Mike Williams truthers rejoice, he looks primed for a fantasy outburst. He played 100-percent of the snaps in Week 3 and doubled the number of routes he ran from Week 1 (21-42). The Chargers rank No. 7 in pass plays per game and Williams is averaging a healthy 19.6 YPR, among the best in the league (No. 11). The quality targets he’s seeing from Philip Rivers reflect a 93.3-percent catchable target rate. His production just hasn’t caught up yet, which will change this week.
All the factors outlined above signal a breakout game looming for Williams. The upcoming matchup against the hapless Dolphins amplified that to another dimension. According to Football Outsiders, the 2019 Miami Dolphins possess the worst total DVOA after three games from 1986-2019. Miami gives up the fourth-most fantasy points per game to opposing receivers (31.5).
Check out Robert Woods & Mike Williams on PlayerProfiler’s Weekly Rankings & Projections:
2018 marked the fist season Williams saw a significant number of targets (66), and he recorded a Weekly Volatility of 9.0, which ranked No. 12. Williams had five games with 13 or more fantasy points and eight games with fewer than 10 fantasy points. Boom or bust is his modus operandi, and a boom week is on tap. He draws Xavien Howard as his primary CB matchup. Howard allows an 80-percent catch rate and his -29.7 Coverage Rating ranks No. 68.
Robert Woods finds himself in bounce-back territory. After a Week 1 game in which he led the Rams with 13 targets, he produced two down games. He’s seen one more target than Brandin Cooks (23-22), racked up 50 more YAC than Cooks and averages an almost identical YPR to Cooper Kupp (11.7 for Cupp, 11.0 for Woods). Kupp’s inflated target share – he leads the team with a 29.8-percent mark – figures to even out to the benefit of Woods. He also hasn’t caught a TD yet, causing gamers to panic.
At first glance, his matchup against the Bucs looks difficult. Tampa Bay held opposing WRs to an average of 21.4 fantasy points per game, the thrid-fewest in the league according to FantasyPros. But their competition underwhelms. The Bucs faced the 49ers, Panthers with an injured Cam Newton and the Giants. Woods should see the most of Carlton Davis, ranked No. 4 among CBs with a +76.5 Coverage Rating. However, he matched up against Marquise Goodwin aginst the Niners and avoided Sterling Shepard against the Giants. It’s an inflated rating, especially when you consider he finished 2018 ranked No. 63 in that department (+0.8). Don’t let the matchup push you off Woods.
Can Kyler Murray conquer the deep ball and unleash Damiere Byrd?

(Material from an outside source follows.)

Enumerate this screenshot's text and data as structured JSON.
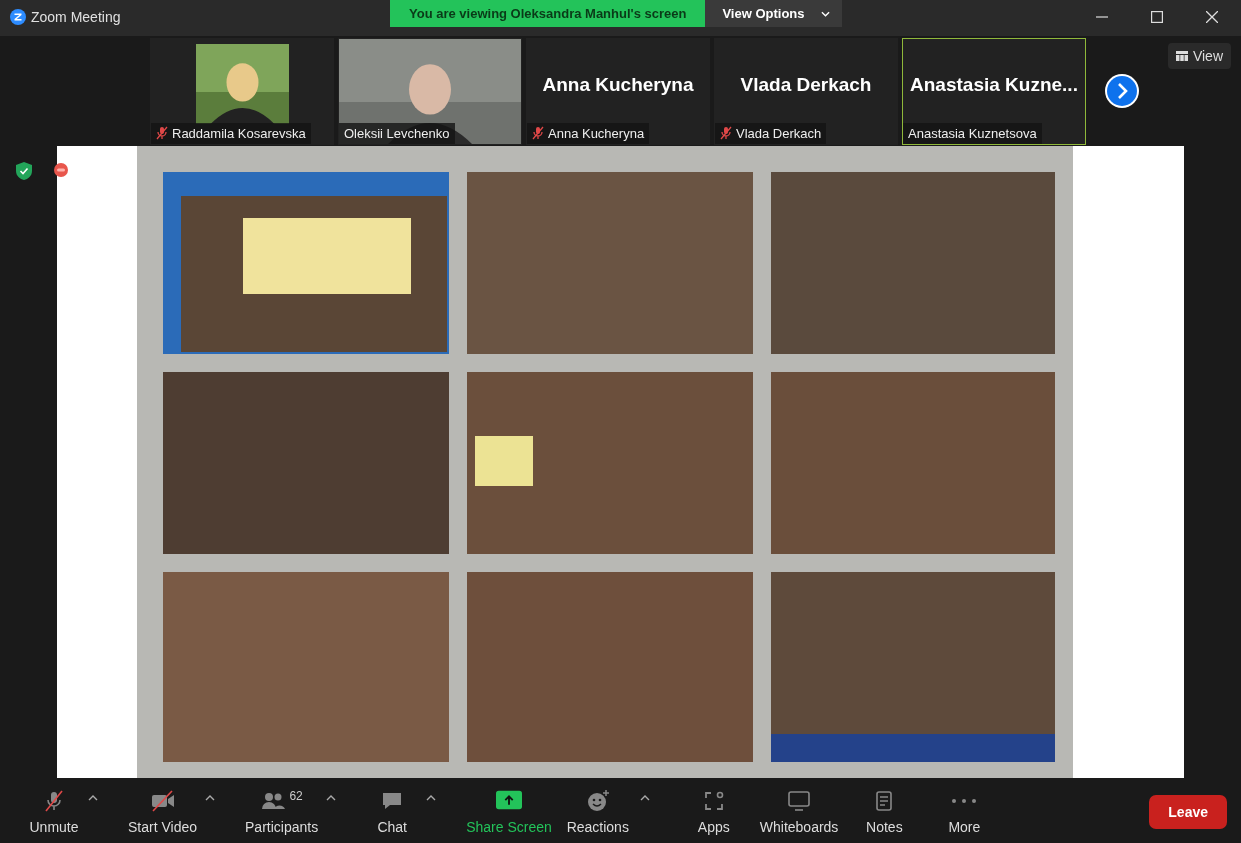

Damiere Byrd played every offensive snap for Arizona this season and ranks No. 5 in total snaps, per FantasyPros. He benefits from the most pass-heavy offense in the NFL: The Cardinals average 51 attempts per game. He’s run 121 routes but received just 15 targets. A true boom-or-bust burner archetype, Byrd’s 4.32 40-yard dash time ranks in the 99th-percentile. Furthermore, he’s an athletic freak with Burst and Agility Scores in the 98th-percentile. The undrafted second-year pro from South Carolina averaged a robust 16.4 college YPR. He possesses the necessary tools to become a legit NFL deep threat.

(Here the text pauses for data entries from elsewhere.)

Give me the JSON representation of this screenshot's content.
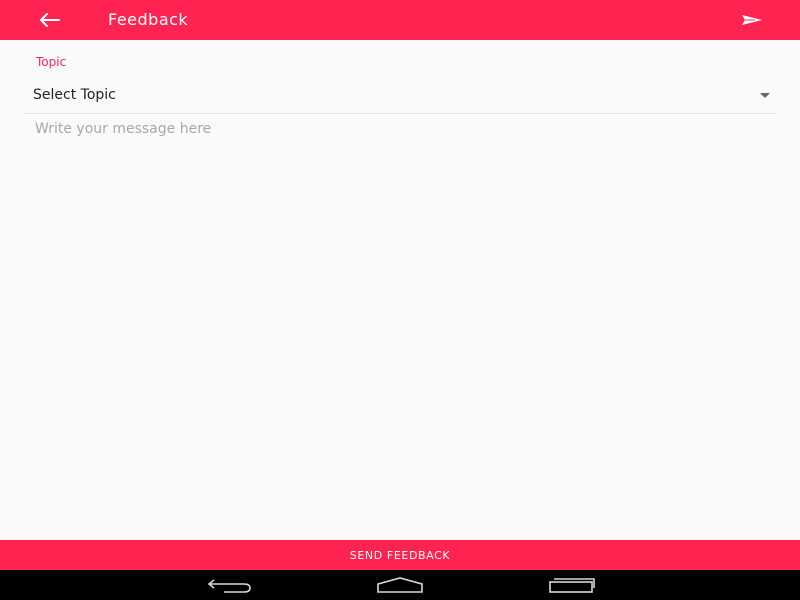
{
  "toolbar": {
    "title": "Feedback",
    "back_icon": "arrow-back-icon",
    "send_icon": "send-icon",
    "color": "#ff2352"
  },
  "form": {
    "topic_label": "Topic",
    "topic_selected": "Select Topic",
    "dropdown_icon": "caret-down-icon",
    "message_placeholder": "Write your message here",
    "message_value": ""
  },
  "actions": {
    "send_feedback_label": "SEND FEEDBACK"
  },
  "system_nav": {
    "icons": [
      "nav-back-icon",
      "nav-home-icon",
      "nav-recents-icon"
    ]
  }
}
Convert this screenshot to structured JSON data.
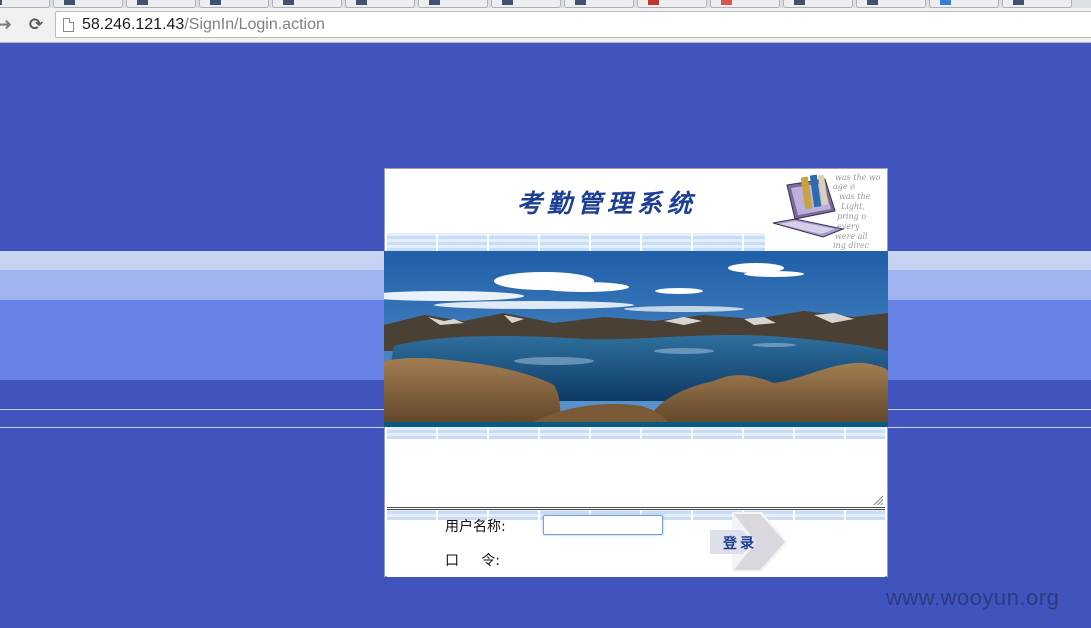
{
  "browser": {
    "url_host": "58.246.121.43",
    "url_path": "/SignIn/Login.action"
  },
  "app": {
    "title": "考勤管理系统"
  },
  "login_form": {
    "username_label": "用户名称:",
    "password_label": "口     令:",
    "username_value": "",
    "submit_label": "登录"
  },
  "watermark": "www.wooyun.org"
}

A key component in Byrd’s breakout potential is QB Kyler Murray. Murray’s 19 deep ball attempts (No. 6), and his completion percentage on those passes ranks No. 10 (47.4). With Byrd’s weaponized speed and Murray’s willingness to go deep, Byrd saw only one of those deep ball attempts. Byrd is nursing a hamstring injury and looks doubtful for Week 4, making him even easier to acquire if he’s not a free agent. He’s a slow play, so practice patience.